Barriers to attendance at ANC and delivery care
Most participants across the FGDs echoed three issues preventing them from accompanying their wives for either ANC or delivery care. Firstly this was seen as a ‘female’ role and thus the responsibility of mother-in-laws or co-wives rather than the male.
Secondly, as head of household and provider, men’s focus was on economic activity which was more important for them to concentrate on at this time. Interestingly, a couple of participants admitted that they had pretended to be busy so as to avoid accompanying the spouse for ANC. In this vein, some participants reported that they would readily accompany their wives to ANC if they would be given priority in the queue before women who were unaccompanied (by a male partner). This is practiced in some clinics in a neighbouring district, but it is not a Government policy.
“… if you go with your wife, they [should] consider those who have come with their husbands [and] give them the first priority…” (FGD7, P5).
The third barrier stemmed from the negative attitude that HCWs had towards men participating in ANC or delivery care. Most men in all FGDs reported that they had, or had heard anecdotally that other men had been ignored by HCWs, subjected to unfriendly attitude or even abusive language.
“ I have heard others say that if they go to the clinic, the sisters there are harsh to them so they fear going to be harassed because it leaves them in a state that they don’t like’ (FG7, P1).
Most men who had accompanied their wives for delivery similarly reported that maternity staff did not allow them to enter the delivery rooms; therefore, they choose to stay away feeling that they were not wanted there.
“… those people [HCW] are so harsh and they don’t want a man to step inside [delivery room]… there is nothing you can do because you cannot see her although you wish to be near her, so it is even better for you to stay away and do some other things that can help her after delivery” (FGD 8, P7).
However, there were exceptions where few men were allowed into the labour ward but chose not to, either because they thought their wife would not like to be seen in labour, or they were afraid of what they would see.
“But when I entered this room I found some women beating walls with their hands and I felt afraid that I am also going to see my wife doing that.

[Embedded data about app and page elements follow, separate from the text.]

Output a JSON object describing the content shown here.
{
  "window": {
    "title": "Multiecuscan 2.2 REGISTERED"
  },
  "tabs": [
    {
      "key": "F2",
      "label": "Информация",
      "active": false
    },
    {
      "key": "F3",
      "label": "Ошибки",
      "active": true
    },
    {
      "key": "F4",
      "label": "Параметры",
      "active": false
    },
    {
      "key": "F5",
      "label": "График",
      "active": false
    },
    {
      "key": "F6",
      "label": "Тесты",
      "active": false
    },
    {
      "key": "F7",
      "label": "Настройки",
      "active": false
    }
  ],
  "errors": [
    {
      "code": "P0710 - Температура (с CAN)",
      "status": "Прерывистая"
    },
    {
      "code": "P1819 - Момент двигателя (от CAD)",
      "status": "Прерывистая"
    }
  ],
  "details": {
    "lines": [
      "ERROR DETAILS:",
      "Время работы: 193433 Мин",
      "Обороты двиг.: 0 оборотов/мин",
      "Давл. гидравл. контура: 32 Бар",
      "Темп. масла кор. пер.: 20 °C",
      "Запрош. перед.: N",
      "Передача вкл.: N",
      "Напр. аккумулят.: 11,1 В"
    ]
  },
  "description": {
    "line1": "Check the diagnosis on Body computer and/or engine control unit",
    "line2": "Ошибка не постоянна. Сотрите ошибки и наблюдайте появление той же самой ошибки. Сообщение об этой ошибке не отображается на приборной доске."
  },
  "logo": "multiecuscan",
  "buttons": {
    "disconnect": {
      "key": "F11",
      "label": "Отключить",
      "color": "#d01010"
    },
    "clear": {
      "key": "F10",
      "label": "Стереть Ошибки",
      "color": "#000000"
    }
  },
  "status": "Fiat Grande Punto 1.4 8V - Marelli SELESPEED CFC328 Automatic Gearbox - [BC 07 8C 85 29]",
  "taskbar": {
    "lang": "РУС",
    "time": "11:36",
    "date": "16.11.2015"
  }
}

I went and stood outside” ( FG7 P4).
There were mixed responses when men were asked about witnessing the birth of their babies. Some older men were more likely than the younger men to feel that it was culturally disrespectful for a man to see a woman giving birth.
“seeing the way the child is coming out and that is the same place that you would like to have sex at…it can’t be good because you may lose the urge” (FGD 4, P8).
Interestingly, whilst acknowledging that it was not true, some participants frequently reported that traditionally, Luo people believed that the presence of the husband at the time of delivery delays the birth of the baby.